▶ **Required action**
Check every line in the listing below for "Domains". Copy the ones where it occurs.

▶ **Records shown**
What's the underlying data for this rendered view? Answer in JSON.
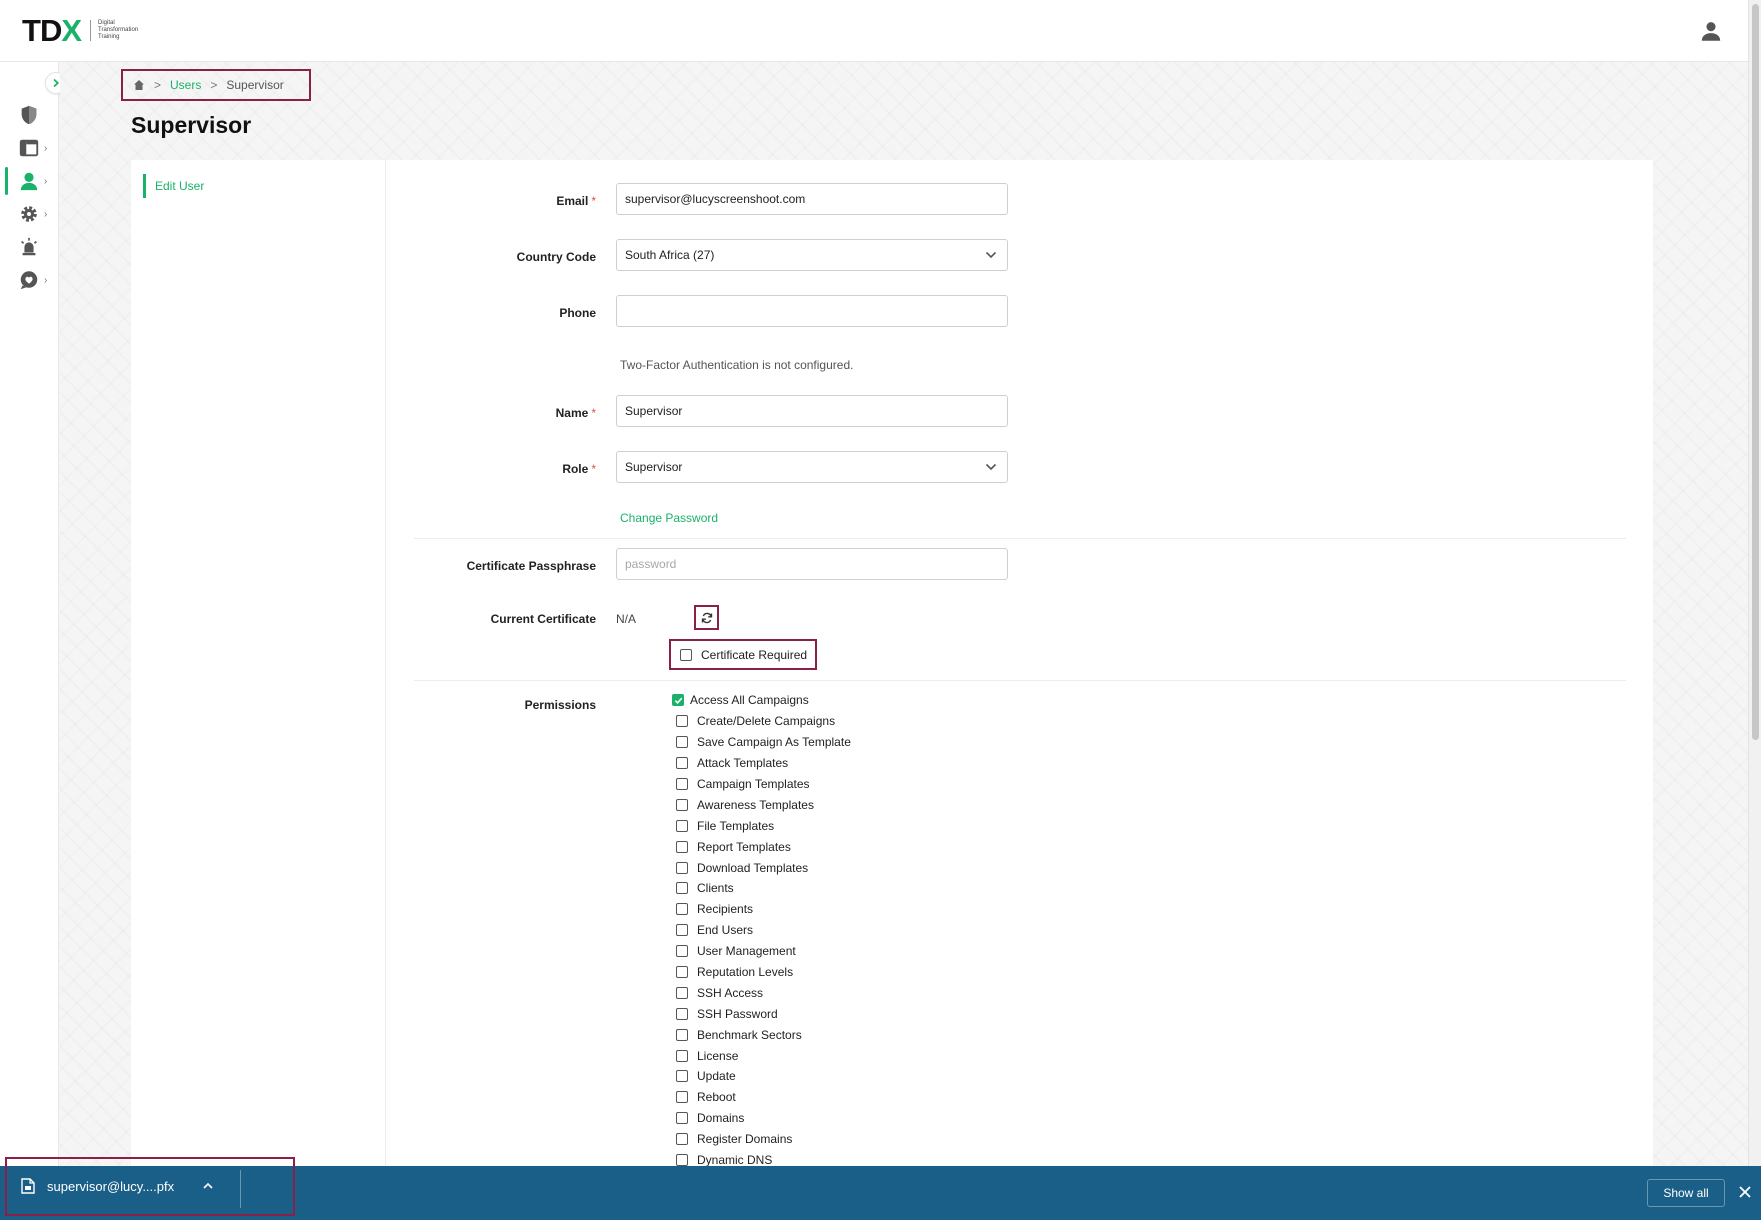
{
  "app": {
    "logo_mark": {
      "t": "T",
      "d": "D",
      "x": "X"
    },
    "logo_sub": [
      "Digital",
      "Transformation",
      "Training"
    ],
    "accent_color": "#1ab26b",
    "highlight_color": "#8a1f4a"
  },
  "breadcrumb": {
    "home_icon": "home-icon",
    "separator": ">",
    "items": [
      "Users",
      "Supervisor"
    ]
  },
  "page": {
    "title": "Supervisor"
  },
  "tabs": {
    "edit_user": "Edit User"
  },
  "form": {
    "email": {
      "label": "Email",
      "required": "*",
      "value": "supervisor@lucyscreenshoot.com"
    },
    "country_code": {
      "label": "Country Code",
      "value": "South Africa (27)"
    },
    "phone": {
      "label": "Phone",
      "value": ""
    },
    "two_factor_note": "Two-Factor Authentication is not configured.",
    "name": {
      "label": "Name",
      "required": "*",
      "value": "Supervisor"
    },
    "role": {
      "label": "Role",
      "required": "*",
      "value": "Supervisor"
    },
    "change_password": "Change Password",
    "certificate_passphrase": {
      "label": "Certificate Passphrase",
      "placeholder": "password"
    },
    "current_certificate": {
      "label": "Current Certificate",
      "value": "N/A"
    },
    "certificate_required": {
      "label": "Certificate Required",
      "checked": false
    },
    "permissions": {
      "label": "Permissions",
      "items": [
        {
          "label": "Access All Campaigns",
          "checked": true
        },
        {
          "label": "Create/Delete Campaigns",
          "checked": false
        },
        {
          "label": "Save Campaign As Template",
          "checked": false
        },
        {
          "label": "Attack Templates",
          "checked": false
        },
        {
          "label": "Campaign Templates",
          "checked": false
        },
        {
          "label": "Awareness Templates",
          "checked": false
        },
        {
          "label": "File Templates",
          "checked": false
        },
        {
          "label": "Report Templates",
          "checked": false
        },
        {
          "label": "Download Templates",
          "checked": false
        },
        {
          "label": "Clients",
          "checked": false
        },
        {
          "label": "Recipients",
          "checked": false
        },
        {
          "label": "End Users",
          "checked": false
        },
        {
          "label": "User Management",
          "checked": false
        },
        {
          "label": "Reputation Levels",
          "checked": false
        },
        {
          "label": "SSH Access",
          "checked": false
        },
        {
          "label": "SSH Password",
          "checked": false
        },
        {
          "label": "Benchmark Sectors",
          "checked": false
        },
        {
          "label": "License",
          "checked": false
        },
        {
          "label": "Update",
          "checked": false
        },
        {
          "label": "Reboot",
          "checked": false
        },
        {
          "label": "Domains",
          "checked": false
        },
        {
          "label": "Register Domains",
          "checked": false
        },
        {
          "label": "Dynamic DNS",
          "checked": false
        }
      ]
    }
  },
  "downloads": {
    "file_name": "supervisor@lucy....pfx",
    "show_all": "Show all"
  }
}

▶ **Expected answer**
          "label": "Domains",
          "label": "Register Domains",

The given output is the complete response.